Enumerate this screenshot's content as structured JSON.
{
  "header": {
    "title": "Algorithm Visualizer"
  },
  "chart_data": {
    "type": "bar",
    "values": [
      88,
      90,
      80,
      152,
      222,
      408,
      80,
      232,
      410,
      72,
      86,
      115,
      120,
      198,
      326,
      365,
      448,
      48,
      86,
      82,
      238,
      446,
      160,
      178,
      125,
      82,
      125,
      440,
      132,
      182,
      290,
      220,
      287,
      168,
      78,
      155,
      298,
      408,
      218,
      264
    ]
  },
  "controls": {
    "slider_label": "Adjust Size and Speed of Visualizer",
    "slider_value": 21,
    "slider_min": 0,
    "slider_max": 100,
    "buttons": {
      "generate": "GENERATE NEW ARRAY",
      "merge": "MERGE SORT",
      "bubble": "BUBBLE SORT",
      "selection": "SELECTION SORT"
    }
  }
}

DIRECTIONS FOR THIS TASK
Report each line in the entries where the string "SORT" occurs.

SOLUTION BELOW
      "merge": "MERGE SORT",
      "bubble": "BUBBLE SORT",
      "selection": "SELECTION SORT"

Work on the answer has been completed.